Given the fact that about a third of America's working force will be above the age of 50 by 2022, the state of New York included, ageism and age discrimination in the workplace are serious matters that need to be tackled head-on. To make matters worse, age discrimination is so prevalent in today's workplace that, according to some estimates, six out of every ten employees above the age of 45 have been exposed to it in some way or form, and nine out of every ten senior employees describe ageism as a common practice in today's workplace.
According to an Indeed.com survey, 43 percent of workers who participated in the study fear that they will lose their jobs because of their age.

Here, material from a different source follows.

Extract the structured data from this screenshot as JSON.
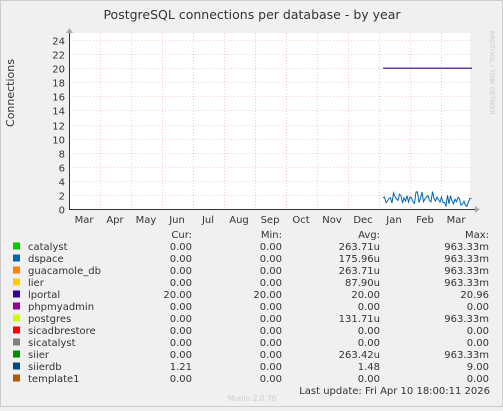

This is because there is less of a stigma of discriminating against an employee based on age when compared to discrimination based on race or gender. However, workers in New York and throughout the country may not need to worry about age discrimination as much as they do.
Employees in New York and throughout the country may feel as if they have been discriminated against based on their age. However, a feeling is generally not enough to show that such discrimination has occurred. There must be solid evidence that an employment decision was made in a way that violates existing law. For instance, being passed over for a promotion in favor of a younger person could be an instance of illegal discrimination.
Those who work as independent contractors lack many protections afforded to employees. They also generally lack many of the benefits that employees are given such as vacation pay and a 401k. In many cases, those who provide services as an independent contractor in New York don't fully know their rights. For instance, one man was terminated from a position at WorldatWork despite receiving favorable reviews from his students.
Federal law prohibits employers in New York and elsewhere from discriminating against employees due to their age. Despite this, many businesses continue to show bias against older workers.
There are many ways in which New York employees and others can be discriminated against at work. People who feel as if their rights have been violated may first need to file an Equal Employment Opportunity Commission (EEOC) charge. It must be filed within 180 days of an event that an individual believes was a violation of employment laws. Once the charge has been filed, the company is notified of the charge.
Older workers in New York who believe that they have experienced age discrimination on the job may have legal recourse. It is important that older workers are able to recognize the signs of age discrimination in the workplace and take the appropriate steps to address the issue.
A survey of older adults conducted by the American Association of Retired Persons indicated that almost 66 percent of respondents had witnessed or experienced age discrimination in the workplace. Only three percent make complaints though, according to the Equal Employment Opportunity Commission. For older workers in New York, it is important to know how to report instances of age discrimination, and what rights they have.
Employees over the age of 40 in New York and throughout the country are protected by the Age Discrimination in Employment Act. However, age discrimination still happens, and the Equal Employment Opportunity Commission, or EEOC, is getting tougher when it comes to pursuing age discrimination claims. The acting chair of the EEOC said that it was a topic she takes personal interest in.
Most job seekers in New York turn to the internet, but the demographic targeting enabled by online advertisers appears to be preventing older job candidates from viewing job opportunities. Lawsuits on behalf of people who experienced age discrimination have begun to hit the court system. These cases could establish whether age filtering on job advertisements represents illegal conduct.